The FLRA performance management plan is also designed to link organizational goals and performance with individual goals and performance. Consistent with this plan, FLRA components and offices develop the Annual Performance Plan goals, as noted above, which clearly define organizational performance expectations. After the organizational goals are established, individual work plans are developed for each FLRA employee specifying the individual performance expectations to support the organizational goals. Each office conducts monthly and quarterly reviews of organizational progress. During the year, at least two employee progress reviews are conducted. At the end of the year, individual and organizational performance is formally evaluated and annual employee performance appraisals are conducted. This sequence provides a system that clearly defines, monitors and links organizational and individual goals and actual performance.
The FY 2000 Annual Performance Plan goals did not include any external cross-cutting activities. As an independent agency that resolves disputes arising between Federal agencies and unions representing Federal employees, FLRA normally would not jointly develop or implement program goals with other Federal entities, and did not do so in FY 2000.
Because the three FLRA components -- the Authority, OGC and FSIP -- need to maintain their independence to ensure separation of responsibilities related to investigation, prosecution and adjudication, there are normally few opportunities to have internal cross-cutting activities related to the case processing activities in Goal 1. However, FLRA did undertake a number of internal cross-cutting activities in Goals 2, 3 and 4 in order to coordinate and maximize the use of its resources.
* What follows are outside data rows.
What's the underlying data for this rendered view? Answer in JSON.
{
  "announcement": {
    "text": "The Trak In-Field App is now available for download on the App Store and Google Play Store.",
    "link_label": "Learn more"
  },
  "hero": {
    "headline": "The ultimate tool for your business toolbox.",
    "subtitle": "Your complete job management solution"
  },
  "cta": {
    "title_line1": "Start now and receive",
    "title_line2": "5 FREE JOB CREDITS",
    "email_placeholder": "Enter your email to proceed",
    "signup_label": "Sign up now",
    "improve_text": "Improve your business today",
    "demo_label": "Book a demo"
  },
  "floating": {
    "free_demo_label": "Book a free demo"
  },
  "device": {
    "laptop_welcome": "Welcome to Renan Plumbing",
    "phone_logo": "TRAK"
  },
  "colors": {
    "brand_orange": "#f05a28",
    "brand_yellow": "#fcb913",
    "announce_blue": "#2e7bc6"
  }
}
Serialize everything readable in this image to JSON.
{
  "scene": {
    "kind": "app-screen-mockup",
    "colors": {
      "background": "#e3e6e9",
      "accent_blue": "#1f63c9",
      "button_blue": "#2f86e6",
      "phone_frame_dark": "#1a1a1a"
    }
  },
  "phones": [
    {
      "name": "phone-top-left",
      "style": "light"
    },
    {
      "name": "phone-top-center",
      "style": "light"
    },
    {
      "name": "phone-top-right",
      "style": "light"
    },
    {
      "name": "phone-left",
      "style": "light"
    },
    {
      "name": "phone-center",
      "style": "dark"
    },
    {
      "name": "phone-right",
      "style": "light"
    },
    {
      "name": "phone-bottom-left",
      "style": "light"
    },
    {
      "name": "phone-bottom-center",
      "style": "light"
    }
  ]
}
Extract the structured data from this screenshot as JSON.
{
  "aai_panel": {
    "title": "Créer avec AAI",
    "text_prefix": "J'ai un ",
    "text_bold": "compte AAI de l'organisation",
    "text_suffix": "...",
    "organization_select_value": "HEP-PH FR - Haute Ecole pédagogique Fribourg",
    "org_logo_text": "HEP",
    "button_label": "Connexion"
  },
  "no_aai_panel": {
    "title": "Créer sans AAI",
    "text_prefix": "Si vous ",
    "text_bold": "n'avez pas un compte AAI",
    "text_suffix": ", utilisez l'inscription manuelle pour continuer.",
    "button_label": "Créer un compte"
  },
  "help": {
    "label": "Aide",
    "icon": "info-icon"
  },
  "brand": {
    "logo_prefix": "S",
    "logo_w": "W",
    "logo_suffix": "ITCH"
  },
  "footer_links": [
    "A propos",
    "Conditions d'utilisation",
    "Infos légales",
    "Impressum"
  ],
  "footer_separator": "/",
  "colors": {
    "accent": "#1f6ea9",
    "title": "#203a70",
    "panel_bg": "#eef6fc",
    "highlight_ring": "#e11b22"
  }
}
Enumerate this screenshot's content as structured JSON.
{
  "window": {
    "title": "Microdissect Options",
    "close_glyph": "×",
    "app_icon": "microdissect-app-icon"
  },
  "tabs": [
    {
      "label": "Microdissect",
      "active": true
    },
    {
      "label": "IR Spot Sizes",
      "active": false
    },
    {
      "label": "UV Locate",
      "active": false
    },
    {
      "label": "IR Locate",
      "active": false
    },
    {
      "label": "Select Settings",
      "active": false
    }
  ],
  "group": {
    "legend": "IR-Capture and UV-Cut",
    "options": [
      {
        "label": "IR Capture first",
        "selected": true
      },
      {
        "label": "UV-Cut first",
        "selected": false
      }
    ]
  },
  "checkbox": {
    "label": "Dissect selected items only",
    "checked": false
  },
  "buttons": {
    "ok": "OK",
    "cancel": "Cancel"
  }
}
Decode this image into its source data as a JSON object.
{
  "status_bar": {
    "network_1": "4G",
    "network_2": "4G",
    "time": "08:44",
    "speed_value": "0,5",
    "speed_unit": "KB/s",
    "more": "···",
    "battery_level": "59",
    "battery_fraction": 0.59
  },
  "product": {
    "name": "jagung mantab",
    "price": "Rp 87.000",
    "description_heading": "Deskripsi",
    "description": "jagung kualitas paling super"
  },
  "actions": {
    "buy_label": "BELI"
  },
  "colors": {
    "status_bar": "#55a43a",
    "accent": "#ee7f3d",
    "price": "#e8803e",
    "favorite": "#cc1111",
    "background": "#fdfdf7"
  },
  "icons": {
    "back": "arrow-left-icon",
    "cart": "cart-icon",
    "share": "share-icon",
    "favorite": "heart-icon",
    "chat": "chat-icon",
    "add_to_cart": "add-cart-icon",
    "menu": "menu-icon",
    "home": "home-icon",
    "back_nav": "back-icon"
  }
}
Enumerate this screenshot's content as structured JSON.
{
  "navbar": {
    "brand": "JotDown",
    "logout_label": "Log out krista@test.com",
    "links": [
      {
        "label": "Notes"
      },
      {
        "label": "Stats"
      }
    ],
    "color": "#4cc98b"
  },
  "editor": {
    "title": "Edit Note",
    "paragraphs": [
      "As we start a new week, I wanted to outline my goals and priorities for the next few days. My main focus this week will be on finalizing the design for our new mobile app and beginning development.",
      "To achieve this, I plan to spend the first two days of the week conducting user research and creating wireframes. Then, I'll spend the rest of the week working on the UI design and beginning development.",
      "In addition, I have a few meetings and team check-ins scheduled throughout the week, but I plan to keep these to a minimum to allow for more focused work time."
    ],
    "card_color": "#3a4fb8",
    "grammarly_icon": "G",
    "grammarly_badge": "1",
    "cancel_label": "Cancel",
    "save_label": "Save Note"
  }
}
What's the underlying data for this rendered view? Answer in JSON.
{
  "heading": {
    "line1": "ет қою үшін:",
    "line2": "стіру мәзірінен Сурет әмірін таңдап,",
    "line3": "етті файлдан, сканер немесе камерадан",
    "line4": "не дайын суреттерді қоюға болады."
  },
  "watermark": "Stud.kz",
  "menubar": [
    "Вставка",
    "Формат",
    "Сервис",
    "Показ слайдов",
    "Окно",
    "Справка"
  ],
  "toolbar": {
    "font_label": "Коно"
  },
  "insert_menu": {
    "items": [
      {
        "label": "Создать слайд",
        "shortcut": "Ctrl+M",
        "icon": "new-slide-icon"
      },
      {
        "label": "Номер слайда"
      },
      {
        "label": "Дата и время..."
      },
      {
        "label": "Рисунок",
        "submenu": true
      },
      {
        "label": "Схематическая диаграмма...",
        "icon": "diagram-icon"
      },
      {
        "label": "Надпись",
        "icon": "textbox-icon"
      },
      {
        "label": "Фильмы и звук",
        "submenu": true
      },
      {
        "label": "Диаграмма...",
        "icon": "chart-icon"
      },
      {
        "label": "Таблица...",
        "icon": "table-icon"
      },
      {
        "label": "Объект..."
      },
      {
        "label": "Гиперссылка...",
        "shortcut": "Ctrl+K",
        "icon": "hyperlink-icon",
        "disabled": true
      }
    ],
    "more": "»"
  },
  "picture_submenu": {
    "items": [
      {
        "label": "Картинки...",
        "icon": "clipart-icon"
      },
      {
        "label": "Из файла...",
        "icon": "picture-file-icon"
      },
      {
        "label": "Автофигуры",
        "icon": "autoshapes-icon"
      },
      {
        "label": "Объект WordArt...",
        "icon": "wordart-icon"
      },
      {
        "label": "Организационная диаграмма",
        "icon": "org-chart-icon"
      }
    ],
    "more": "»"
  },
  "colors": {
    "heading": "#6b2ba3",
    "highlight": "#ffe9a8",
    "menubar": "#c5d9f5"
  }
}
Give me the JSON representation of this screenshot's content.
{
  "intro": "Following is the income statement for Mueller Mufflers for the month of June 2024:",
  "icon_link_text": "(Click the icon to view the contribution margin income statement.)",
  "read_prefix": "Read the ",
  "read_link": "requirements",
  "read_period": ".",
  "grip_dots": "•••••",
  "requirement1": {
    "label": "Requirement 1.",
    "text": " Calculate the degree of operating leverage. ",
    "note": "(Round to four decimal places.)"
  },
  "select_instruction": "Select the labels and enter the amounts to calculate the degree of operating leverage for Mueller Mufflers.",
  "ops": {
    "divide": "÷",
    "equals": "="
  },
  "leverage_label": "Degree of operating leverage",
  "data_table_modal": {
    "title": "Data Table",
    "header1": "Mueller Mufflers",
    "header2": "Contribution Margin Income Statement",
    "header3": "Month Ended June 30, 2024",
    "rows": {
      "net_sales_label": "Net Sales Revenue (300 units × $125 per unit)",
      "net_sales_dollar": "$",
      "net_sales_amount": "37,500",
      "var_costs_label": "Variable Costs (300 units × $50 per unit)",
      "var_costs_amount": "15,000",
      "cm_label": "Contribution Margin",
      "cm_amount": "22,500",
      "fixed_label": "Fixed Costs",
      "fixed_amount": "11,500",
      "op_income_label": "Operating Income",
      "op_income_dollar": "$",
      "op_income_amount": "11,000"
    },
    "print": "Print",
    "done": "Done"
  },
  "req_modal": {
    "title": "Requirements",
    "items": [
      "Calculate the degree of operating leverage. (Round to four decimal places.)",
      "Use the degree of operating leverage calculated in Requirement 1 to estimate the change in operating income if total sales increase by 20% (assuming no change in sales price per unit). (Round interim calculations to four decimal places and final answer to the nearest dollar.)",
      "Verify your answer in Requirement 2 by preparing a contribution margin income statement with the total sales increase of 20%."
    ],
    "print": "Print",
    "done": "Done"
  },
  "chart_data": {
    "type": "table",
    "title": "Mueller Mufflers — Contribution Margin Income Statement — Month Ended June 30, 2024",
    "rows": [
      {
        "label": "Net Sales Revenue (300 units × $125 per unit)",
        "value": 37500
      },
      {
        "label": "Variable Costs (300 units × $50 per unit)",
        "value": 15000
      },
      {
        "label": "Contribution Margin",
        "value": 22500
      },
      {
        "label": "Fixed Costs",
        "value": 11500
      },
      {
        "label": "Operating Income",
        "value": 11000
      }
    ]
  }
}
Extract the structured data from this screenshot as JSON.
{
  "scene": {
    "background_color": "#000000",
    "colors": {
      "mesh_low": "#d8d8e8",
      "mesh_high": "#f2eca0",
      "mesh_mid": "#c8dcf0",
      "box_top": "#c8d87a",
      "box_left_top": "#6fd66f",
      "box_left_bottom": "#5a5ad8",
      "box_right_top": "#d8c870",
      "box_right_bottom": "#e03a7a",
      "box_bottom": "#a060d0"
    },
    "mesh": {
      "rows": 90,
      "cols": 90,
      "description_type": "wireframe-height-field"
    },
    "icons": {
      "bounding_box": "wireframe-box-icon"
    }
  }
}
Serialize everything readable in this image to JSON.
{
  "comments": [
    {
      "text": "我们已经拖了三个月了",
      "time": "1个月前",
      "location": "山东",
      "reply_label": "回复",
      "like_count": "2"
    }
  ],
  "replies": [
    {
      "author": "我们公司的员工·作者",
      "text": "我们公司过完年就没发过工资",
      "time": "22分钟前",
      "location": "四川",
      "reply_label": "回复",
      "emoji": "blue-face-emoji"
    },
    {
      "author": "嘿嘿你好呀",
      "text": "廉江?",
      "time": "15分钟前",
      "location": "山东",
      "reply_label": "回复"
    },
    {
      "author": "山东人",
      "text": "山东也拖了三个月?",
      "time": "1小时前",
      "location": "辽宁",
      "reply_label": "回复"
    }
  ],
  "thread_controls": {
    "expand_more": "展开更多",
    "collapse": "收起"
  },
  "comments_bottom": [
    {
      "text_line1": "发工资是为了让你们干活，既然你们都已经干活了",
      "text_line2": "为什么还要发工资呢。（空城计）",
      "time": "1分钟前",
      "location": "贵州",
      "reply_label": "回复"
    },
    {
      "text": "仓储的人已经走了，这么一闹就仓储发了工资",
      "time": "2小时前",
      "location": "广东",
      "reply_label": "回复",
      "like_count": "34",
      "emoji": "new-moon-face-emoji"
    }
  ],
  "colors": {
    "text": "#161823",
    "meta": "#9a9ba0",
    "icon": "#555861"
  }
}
These included: 1) the agency-wide collaboration and alternative dispute resolution program through training, facilitation, education and intervention; 2) internal training and development of FLRA staff; 3) leadership development; and 4) integration of agency systems -- notably in database management and electronic research.
Data Verification and Credibility
Most of the data -- notably related to Goals 1 and 2 -- resides on the FLRA integrated case-tra